    If I want to grow and flourish as a human I first have to see what needs pruning. Men need to do the same. My point was that I saw them actually doing it. Many, many don’t that’s for certain.

    Both sexes blame the other for all their problems. We have a saying where I’m from. “I can blame my parents and society for my first 20 years but I have only myself to blame for the second 20.” If we start from the belief that all humans have been damaged by the boxes and status quo that we use as a battering ram in our world then surely it must follow that we are all responsible for our healing once we see that healing needs to be done.

    To come from a constant point of blame keeps one in everlasting victimhood. I say that when you start healing yourself, forgiving those who didn’t know any better (because surely we can at least admit that they don’t seem to know any better or different and that it can’t all be blamed on testosterone but training), you suddenly become empowered.

    In the world of recovery it is thought that co-dependents can actually be sicker and harder to treat than the drunks. Their disease is so much harder to see and accept because they have a handy person to blame for all their problems. The drunk. But trust me, co-dependents are truly messed up. (edit: And yes, like women, they have been abused and have self-esteem to recover among other things.)

    By that model if women continue to blame men for all their problems, then they can not see how they can change themselves.

    I find this most empowering and don’t believe I’ve internalized anything. I’ve moved past all that shit myself.

  8. Your response to Thalia was spot on, Beweaver.
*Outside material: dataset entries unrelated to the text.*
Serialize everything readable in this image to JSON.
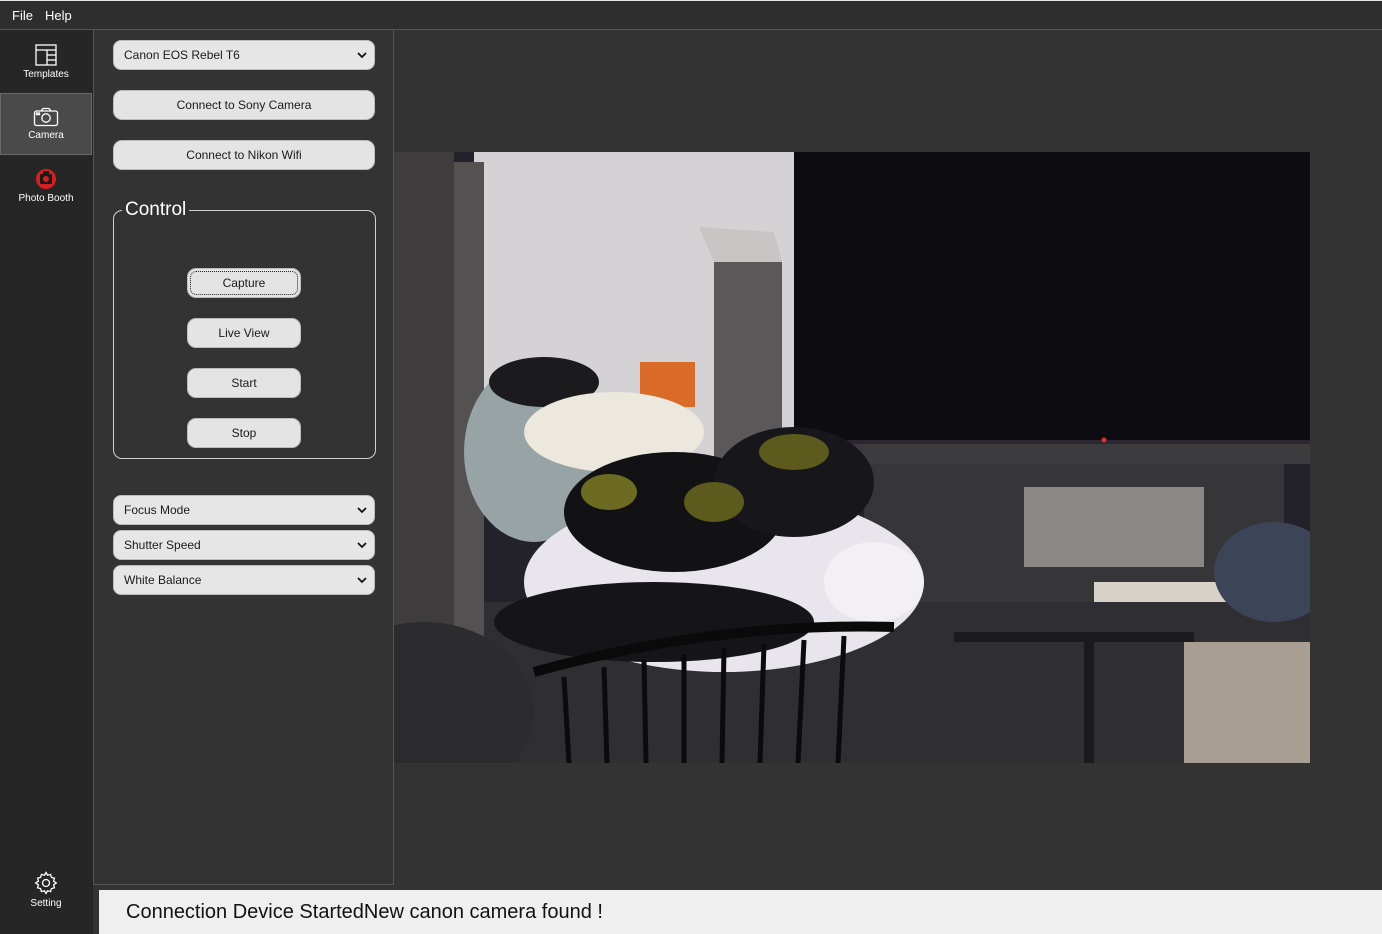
{
  "menu": {
    "file": "File",
    "help": "Help"
  },
  "sidebar": {
    "items": [
      {
        "label": "Templates",
        "icon": "templates-icon"
      },
      {
        "label": "Camera",
        "icon": "camera-icon",
        "active": true
      },
      {
        "label": "Photo Booth",
        "icon": "photo-booth-icon"
      }
    ],
    "settings": {
      "label": "Setting",
      "icon": "gear-icon"
    }
  },
  "panel": {
    "camera_select": "Canon EOS Rebel T6",
    "connect_sony": "Connect to Sony Camera",
    "connect_nikon": "Connect to Nikon Wifi",
    "control": {
      "title": "Control",
      "capture": "Capture",
      "live_view": "Live View",
      "start": "Start",
      "stop": "Stop"
    },
    "focus_mode": "Focus Mode",
    "shutter_speed": "Shutter Speed",
    "white_balance": "White Balance"
  },
  "status": {
    "message": "Connection Device StartedNew canon camera found !"
  },
  "colors": {
    "background": "#333333",
    "sidebar": "#262626",
    "photo_booth_icon": "#d42020"
  }
}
For another take on the problem of stereotyping and boxing in the sexes has damaged men just as much as it has women, check out my post at http://wp.me/p9erV-Kq.

    We didn’t have that great 20/20 year saying where I grew up, but I figured it out for myself; I didn’t have to be the product of my childhood unless that was what I wanted — I had the power to change the course of my life once I was “in control” and making the decisions. And that was exactly what happened. Did I make perfect decisions? No, but I took responsibility and the consequences for the choices I made that weren’t so great and reaped the rewards for those that were. And part of learning how to live was learning that nobody, male or female, got to skip classes in the school of life. Mercy and forgiveness? I’ve discovered that the more you give, the more you have to give, and empathy is their core, the well spring. Empathy is not sympathy, and is one of the most neglected of the senses. Check out my post on The Art of the Empath at http://wp.me/p9erV-8a.

Comments are closed.